“The whole idea that he doesn’t have a very good work ethic?” Day told Peter King for his Football Morning in America column. “I mean, to me, that’s crazy. He got done with the Clemson game [a loss in the 2019 playoffs] and he came back and all he did was work to get back to that game. And when those other guys are opting out, what’s he do? He petitions to have a season. He put together this petition that the Big Ten athletes all signed saying that they want to play, but they want to play safely and that they don’t accept canceling the season. It was all led by Justin Fields. Where was everybody else? Where were the guys who were opting out then? You know, you don’t love the game if you’re doing something like that. This kid loves the game.”
Sorry, Coach Day. But it’s possible not only to love the game but also to be concerned about catching a virus and potentially passing it to family members who may suffer a very bad outcome. While he has every right to defend Fields by touting the quarterback’s effort to save what would have been a lost season (and which, depending on Day’s contract, may have cost Day all or most of his salary), Day is wrong to suggest that opting out equates to not loving football.
“I think some people are being a little reckless with their comments,” Day told King regarding the anonymous criticism of Fields, which was fed to Orlovsky and then publicized by him. Day, ironically, was more than “a little reckless” with his own comments.
For the same reason those trashing Fields deserve to be criticized, Day deserves to be criticized for boosting Fields by trashing those who made the decision that it didn’t make sense to risk catching and/or spreading the virus by playing college football in 2020, especially since they don’t get paid to play college football.
It’s another reason why college football faces a long overdue reckoning. Until that reckoning comes, it will be permissible for everyone involved in the moneymaking machine to make decisions based on their own best personal and business interests — except for the players. When the players make a personal or business decision that leads them to choose not to play football (either for a game or for a full season), they’ll be labeled as not loving the game.
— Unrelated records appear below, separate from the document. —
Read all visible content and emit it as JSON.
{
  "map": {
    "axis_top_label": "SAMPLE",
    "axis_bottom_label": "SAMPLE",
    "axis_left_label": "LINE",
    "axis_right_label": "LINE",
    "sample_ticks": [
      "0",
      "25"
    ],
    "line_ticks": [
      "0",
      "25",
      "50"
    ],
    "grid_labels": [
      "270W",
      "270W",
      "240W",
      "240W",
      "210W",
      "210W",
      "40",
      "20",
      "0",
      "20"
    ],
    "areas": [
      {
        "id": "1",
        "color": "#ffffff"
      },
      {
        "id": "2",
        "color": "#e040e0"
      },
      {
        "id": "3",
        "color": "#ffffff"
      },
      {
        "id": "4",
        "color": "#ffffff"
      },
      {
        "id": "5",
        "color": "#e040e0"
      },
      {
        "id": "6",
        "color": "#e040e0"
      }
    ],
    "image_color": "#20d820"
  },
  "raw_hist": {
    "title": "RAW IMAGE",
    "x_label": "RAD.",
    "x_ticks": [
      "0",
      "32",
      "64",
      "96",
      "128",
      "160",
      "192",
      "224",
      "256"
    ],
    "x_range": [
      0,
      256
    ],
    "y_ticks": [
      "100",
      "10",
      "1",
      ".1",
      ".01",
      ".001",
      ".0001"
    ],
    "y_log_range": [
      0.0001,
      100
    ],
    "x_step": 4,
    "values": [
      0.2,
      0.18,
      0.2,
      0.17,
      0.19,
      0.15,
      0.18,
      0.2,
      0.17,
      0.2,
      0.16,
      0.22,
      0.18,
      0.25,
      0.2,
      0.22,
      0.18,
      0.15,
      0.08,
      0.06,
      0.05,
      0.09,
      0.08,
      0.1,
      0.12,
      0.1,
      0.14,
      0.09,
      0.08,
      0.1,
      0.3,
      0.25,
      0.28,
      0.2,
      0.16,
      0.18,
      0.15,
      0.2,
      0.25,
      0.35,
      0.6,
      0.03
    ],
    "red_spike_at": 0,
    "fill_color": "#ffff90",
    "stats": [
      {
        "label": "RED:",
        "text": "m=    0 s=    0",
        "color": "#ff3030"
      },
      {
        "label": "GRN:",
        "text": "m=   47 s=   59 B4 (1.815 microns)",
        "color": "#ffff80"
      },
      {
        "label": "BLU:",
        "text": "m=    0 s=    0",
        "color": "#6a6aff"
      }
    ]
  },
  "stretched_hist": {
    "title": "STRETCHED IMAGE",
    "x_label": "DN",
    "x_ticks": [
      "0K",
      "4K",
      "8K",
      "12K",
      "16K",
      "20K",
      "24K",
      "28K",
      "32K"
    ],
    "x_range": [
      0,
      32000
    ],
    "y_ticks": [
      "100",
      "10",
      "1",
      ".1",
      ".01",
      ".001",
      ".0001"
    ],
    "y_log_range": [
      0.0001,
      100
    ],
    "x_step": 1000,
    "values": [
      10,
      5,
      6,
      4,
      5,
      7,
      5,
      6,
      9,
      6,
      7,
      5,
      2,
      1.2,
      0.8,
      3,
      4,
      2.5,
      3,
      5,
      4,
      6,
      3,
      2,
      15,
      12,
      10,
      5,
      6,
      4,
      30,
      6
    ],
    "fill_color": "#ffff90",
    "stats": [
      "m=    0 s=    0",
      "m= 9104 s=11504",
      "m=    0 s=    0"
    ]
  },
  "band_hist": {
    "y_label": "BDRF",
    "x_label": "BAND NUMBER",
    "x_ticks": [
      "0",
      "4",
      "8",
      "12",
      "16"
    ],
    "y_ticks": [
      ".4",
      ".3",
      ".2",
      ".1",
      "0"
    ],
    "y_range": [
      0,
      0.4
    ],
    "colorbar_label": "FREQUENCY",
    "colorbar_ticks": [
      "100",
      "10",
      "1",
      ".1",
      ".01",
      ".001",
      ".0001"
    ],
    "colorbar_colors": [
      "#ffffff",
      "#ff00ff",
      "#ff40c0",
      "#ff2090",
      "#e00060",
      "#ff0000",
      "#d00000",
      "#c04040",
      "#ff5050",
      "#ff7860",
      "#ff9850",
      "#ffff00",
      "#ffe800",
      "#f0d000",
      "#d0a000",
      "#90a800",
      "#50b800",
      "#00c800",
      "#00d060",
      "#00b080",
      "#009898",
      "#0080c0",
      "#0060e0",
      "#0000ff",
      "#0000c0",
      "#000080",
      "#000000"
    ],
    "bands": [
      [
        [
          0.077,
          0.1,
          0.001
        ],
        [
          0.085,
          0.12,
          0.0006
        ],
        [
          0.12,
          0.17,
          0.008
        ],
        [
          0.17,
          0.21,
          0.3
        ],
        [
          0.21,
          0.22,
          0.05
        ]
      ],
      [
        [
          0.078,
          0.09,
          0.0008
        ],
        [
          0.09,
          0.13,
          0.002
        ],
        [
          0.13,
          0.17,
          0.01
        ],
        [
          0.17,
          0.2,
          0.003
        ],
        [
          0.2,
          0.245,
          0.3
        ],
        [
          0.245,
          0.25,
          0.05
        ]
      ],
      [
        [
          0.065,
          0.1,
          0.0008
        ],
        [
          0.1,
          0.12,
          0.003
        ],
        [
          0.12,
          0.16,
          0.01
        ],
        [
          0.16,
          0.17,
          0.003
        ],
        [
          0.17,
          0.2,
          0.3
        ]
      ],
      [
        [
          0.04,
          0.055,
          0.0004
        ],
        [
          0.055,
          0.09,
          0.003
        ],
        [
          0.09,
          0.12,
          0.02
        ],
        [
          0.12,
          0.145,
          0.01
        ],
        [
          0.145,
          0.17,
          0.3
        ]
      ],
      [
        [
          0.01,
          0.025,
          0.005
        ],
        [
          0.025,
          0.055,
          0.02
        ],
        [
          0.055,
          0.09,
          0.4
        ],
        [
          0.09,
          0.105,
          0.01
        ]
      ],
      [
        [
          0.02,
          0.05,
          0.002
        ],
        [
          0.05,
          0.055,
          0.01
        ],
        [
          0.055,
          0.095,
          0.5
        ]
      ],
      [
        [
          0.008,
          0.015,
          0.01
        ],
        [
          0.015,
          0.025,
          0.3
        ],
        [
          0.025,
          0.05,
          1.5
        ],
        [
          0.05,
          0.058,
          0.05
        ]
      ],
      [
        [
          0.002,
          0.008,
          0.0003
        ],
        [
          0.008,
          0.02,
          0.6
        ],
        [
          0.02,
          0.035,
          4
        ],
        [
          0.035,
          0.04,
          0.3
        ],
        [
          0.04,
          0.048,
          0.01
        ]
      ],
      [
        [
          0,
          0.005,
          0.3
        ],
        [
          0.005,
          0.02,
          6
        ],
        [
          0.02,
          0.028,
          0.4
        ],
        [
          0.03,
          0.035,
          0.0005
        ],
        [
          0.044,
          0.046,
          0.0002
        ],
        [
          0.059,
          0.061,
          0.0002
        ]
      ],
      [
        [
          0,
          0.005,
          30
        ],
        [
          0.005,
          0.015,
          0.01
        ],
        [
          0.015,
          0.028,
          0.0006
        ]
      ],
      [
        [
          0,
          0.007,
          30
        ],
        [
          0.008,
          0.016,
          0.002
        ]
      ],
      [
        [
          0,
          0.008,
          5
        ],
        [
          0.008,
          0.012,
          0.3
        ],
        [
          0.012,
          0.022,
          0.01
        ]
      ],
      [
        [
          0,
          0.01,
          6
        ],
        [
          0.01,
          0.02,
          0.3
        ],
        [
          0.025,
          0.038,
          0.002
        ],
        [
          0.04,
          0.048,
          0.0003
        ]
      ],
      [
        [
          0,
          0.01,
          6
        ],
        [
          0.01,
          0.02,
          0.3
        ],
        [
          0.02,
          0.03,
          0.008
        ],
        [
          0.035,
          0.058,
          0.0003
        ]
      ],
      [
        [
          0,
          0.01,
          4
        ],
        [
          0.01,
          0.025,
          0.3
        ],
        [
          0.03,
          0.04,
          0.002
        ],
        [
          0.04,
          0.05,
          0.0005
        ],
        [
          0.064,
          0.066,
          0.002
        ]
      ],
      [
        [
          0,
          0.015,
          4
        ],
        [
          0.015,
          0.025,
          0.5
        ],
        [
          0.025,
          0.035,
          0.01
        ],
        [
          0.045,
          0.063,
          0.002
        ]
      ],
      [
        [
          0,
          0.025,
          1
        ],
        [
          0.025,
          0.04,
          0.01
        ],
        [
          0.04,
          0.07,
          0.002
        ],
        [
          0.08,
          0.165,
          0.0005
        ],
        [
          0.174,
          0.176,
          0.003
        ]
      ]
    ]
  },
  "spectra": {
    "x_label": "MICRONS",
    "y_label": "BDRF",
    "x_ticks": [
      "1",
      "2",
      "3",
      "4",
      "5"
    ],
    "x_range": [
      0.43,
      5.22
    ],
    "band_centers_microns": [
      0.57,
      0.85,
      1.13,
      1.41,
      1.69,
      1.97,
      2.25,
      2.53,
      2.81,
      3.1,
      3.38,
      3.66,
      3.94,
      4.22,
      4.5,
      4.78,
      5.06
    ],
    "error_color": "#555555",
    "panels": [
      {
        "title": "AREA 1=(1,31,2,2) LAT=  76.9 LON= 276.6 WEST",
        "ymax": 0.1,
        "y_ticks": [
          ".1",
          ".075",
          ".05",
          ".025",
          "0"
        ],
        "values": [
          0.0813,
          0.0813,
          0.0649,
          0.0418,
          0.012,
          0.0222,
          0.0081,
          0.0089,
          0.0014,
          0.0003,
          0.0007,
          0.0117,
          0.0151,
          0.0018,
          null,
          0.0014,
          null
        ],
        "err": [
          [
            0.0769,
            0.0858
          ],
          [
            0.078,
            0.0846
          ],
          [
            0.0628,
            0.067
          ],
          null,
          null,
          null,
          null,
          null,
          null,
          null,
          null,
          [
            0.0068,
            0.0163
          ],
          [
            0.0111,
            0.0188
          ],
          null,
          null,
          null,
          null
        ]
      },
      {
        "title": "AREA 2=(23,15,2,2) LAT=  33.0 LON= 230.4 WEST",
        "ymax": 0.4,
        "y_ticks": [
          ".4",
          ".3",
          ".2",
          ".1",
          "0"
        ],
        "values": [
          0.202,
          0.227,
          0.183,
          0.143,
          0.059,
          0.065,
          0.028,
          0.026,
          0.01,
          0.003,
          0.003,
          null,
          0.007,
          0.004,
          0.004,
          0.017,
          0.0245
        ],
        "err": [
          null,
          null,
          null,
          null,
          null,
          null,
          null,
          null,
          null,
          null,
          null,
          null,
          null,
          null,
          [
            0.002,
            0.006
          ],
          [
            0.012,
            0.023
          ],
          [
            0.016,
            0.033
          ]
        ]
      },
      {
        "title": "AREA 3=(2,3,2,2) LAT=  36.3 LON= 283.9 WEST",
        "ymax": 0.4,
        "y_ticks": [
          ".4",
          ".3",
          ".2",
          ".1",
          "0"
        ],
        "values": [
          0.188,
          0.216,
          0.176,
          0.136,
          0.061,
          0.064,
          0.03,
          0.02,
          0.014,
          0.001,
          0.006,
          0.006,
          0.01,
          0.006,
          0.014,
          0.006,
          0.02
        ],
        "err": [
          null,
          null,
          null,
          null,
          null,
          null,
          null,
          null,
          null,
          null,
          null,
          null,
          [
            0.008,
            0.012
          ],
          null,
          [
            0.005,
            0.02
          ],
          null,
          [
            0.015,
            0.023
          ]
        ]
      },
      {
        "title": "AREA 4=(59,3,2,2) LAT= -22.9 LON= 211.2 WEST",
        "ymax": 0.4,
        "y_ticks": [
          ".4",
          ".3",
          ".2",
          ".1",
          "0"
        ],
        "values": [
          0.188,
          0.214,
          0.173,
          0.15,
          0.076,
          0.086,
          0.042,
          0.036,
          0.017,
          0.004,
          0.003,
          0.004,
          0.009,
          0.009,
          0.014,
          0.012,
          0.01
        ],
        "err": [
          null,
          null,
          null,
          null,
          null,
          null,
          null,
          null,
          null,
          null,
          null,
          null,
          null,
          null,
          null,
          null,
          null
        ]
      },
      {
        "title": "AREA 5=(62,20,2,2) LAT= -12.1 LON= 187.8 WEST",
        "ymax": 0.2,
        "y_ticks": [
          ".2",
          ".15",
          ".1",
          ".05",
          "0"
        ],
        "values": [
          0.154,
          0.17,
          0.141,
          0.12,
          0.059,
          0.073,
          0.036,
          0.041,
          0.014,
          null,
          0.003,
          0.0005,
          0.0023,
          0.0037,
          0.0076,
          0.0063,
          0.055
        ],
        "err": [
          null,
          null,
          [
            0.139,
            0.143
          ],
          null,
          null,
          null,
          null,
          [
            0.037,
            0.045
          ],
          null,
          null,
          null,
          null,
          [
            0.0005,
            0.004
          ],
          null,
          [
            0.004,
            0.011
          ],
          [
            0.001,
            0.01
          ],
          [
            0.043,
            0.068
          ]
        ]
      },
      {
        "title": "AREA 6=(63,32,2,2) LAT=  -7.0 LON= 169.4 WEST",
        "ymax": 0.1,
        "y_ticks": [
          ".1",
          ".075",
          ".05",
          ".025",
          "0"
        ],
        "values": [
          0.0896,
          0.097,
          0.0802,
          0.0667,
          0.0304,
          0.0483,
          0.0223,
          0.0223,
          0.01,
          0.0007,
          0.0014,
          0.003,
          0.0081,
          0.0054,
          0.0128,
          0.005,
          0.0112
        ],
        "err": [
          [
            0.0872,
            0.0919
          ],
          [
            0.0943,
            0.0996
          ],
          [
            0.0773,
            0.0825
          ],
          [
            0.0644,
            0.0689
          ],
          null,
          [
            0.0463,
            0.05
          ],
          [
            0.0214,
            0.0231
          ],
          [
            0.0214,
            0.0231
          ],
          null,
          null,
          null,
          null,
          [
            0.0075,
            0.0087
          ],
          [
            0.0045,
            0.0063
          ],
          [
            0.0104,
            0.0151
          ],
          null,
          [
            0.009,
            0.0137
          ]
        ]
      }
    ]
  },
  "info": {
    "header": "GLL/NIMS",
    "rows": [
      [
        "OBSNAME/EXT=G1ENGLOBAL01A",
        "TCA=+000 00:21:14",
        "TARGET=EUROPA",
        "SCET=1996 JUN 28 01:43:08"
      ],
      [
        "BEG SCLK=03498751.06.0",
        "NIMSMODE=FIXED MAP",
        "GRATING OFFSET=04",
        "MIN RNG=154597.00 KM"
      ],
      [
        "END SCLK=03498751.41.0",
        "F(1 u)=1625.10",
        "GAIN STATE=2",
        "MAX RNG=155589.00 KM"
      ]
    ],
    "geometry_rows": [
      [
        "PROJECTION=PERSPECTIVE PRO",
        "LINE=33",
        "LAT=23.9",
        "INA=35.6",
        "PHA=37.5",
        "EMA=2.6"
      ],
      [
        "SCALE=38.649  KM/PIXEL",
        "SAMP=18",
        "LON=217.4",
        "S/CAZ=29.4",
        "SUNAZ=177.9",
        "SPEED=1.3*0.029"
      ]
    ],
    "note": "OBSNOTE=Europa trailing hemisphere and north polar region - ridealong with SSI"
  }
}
There’s just as much BS in that statement as there is in anything that anyone has said about Fields, and Day should face loud and widespread criticism for painting players who opted out in the negative way that he did.